    • The Public Legal Information Association of Newfoundland and Labrador (PLIAN) has a Lawyer Referral Service that may be able to assist you with finding a lawyer where you live.

Nova Scotia

Intimate Images and Cyber-protection Act

  • What you can do:
    • Civil options where the court may:
      1. make an order prohibiting the person from distributing the intimate image;
      2. make an order prohibiting the person from contacting you or another person in the future;
      3. make an order requiring the person to take down or disable access to the intimate image;
      4. make an order referring the matter to dispute-resolution services;
      5. make an order requiring the person to provide you with any information in their possession that may help you identify a person who may have used various forms of electronic communication to distribute an intimate image without consent;
      6. award damages to you;
      7. make an order for the person to account for any profits he/she received;
      8. make any other order that the court determines is just and reasonable
  • Important things to know:
    • If you are under the age of 19, your parent or guardian may apply to the court instead of you.
    • If a person involved is under the age of 19, their name or any information that might identify who they are will not be published or broadcasted, even after they reach the age of majority, and they will instead be identified by a pseudonym.
    • If the applicant is an adult and makes the request to the court, their name or any information that might identify who they are will not be published or broadcasted and they will instead be identified by a pseudonym.
    • In your application, you have to identify the person who is distributing your intimate image by name. If you do not know their name, you can identify the Internet Protocol address (IP address), website, username or account, email address or other unique identifier used for distributing your intimate image.
    • A person who violates an order made by the court under this Act — other than an order for payment of damages or an order for accounting of profits — is guilty of an offence and is liable to a fine up to $5000 and/or imprisonment up to 6 months.
  • Who to contact for more information about this Act:

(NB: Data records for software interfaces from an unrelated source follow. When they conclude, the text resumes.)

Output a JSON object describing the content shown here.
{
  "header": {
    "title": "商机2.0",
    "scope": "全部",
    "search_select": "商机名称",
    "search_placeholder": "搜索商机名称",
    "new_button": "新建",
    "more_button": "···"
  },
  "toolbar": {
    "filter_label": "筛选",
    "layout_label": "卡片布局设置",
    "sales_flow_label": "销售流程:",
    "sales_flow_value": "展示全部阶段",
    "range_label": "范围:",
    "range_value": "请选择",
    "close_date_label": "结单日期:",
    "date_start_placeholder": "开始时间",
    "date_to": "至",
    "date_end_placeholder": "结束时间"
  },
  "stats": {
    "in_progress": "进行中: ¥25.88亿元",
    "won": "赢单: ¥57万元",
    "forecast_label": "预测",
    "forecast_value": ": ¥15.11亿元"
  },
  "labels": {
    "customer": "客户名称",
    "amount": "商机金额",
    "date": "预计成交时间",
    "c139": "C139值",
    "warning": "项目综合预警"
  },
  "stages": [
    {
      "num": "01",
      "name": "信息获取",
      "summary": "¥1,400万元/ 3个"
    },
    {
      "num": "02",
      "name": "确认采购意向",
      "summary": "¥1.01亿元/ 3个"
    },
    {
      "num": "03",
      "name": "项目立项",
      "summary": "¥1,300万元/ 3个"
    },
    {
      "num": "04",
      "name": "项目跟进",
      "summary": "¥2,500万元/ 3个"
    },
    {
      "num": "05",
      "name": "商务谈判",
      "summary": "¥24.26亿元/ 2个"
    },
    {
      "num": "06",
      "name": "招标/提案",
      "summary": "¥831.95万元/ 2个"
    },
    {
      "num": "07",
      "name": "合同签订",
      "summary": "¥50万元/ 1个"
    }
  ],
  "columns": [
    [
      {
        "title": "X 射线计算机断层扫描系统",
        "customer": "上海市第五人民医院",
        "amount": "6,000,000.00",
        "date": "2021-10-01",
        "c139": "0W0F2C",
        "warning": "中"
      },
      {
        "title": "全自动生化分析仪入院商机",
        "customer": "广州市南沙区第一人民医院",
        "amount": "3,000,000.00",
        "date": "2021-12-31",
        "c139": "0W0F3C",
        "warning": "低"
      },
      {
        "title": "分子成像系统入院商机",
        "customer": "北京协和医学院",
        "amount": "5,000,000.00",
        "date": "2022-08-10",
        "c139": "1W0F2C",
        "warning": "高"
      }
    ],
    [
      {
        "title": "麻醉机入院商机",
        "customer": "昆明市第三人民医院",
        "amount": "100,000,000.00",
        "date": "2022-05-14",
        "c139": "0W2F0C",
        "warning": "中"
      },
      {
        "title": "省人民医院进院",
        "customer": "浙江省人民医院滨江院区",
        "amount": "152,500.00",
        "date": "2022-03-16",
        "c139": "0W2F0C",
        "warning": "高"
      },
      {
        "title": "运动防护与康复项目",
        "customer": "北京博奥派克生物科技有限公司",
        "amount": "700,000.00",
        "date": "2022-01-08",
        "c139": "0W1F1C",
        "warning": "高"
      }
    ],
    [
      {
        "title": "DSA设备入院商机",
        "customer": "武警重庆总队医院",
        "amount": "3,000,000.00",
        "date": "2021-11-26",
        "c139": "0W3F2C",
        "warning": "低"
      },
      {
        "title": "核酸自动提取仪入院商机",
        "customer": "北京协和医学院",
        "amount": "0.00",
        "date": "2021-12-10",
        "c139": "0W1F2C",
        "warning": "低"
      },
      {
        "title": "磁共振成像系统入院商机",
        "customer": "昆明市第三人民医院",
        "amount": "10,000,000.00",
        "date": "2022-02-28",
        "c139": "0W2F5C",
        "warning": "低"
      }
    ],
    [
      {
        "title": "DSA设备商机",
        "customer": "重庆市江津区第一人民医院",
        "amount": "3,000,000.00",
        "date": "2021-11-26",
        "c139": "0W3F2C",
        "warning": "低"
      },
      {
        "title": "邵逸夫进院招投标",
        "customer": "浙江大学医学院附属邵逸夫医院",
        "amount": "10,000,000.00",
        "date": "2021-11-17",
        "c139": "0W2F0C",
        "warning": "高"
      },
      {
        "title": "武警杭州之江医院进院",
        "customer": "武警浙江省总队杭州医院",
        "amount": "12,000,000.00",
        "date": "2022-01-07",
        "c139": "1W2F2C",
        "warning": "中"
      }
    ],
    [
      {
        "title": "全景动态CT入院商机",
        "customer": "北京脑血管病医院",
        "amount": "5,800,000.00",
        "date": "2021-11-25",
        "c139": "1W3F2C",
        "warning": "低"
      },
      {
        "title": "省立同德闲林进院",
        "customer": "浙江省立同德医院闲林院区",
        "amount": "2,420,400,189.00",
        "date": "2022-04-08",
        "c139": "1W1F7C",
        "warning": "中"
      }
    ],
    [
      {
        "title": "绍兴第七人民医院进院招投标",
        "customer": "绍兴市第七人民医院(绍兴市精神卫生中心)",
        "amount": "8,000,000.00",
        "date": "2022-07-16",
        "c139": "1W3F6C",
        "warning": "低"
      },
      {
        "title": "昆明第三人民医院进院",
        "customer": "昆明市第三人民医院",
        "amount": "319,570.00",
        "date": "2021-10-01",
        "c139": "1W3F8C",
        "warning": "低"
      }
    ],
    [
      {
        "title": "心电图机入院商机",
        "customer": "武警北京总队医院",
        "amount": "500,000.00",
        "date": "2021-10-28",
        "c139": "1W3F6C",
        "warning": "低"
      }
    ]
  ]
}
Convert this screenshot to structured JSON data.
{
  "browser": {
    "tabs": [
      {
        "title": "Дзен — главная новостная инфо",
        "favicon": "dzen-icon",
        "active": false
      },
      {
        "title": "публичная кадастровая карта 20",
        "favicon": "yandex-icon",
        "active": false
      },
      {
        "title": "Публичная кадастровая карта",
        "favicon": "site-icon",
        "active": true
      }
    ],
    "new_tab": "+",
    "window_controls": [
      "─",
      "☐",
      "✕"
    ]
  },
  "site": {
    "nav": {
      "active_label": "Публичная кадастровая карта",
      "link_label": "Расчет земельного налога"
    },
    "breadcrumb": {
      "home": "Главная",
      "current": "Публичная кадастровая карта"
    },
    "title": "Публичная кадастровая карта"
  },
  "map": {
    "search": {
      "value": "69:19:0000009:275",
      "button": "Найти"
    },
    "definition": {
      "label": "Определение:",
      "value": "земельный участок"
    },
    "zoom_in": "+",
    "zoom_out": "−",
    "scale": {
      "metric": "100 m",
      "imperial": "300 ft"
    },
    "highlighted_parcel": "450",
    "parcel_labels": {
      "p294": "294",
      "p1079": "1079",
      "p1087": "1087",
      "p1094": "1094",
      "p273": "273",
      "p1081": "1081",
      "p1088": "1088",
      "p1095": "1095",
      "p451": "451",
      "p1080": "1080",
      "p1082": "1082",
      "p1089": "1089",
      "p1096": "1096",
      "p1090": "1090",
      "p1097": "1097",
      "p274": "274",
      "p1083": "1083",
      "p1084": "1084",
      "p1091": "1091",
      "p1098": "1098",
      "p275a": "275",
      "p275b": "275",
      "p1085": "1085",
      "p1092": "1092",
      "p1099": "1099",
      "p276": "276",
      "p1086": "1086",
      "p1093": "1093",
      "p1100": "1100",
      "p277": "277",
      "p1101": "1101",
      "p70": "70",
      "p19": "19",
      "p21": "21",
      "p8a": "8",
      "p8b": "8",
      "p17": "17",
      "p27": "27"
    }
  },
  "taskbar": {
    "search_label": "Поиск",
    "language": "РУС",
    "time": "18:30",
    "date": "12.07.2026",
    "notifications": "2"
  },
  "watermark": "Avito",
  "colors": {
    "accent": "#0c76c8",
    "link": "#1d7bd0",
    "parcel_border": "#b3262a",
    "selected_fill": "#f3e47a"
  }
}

Saskatchewan

The Privacy Act — Privacy of Intimate Images

  • What you can do:
    • Civil options (Tort) where the court may:
      1. award damages to you;
      2. if the person has profited from distributing your intimate image without your consent, he/she can be made to account to you for any profits and the court may make an order in your favour with respect to recovering those profits from the person;
      3. issue an injunction based on what the court determines is appropriate;
      4. make any other order that the court determines is just and reasonable
  • Important things to know:
    • You do not need proof of damage to start an action under this Act.
    • Reverse onus — where an action is commenced, the court will as a starting point, presume that the image was distributed without consent, it is up to the defendant to establish that he/she had reasonable grounds to believe that he/she had ongoing consent for distribution of the intimate image.
  • Who to contact for more information about this Act: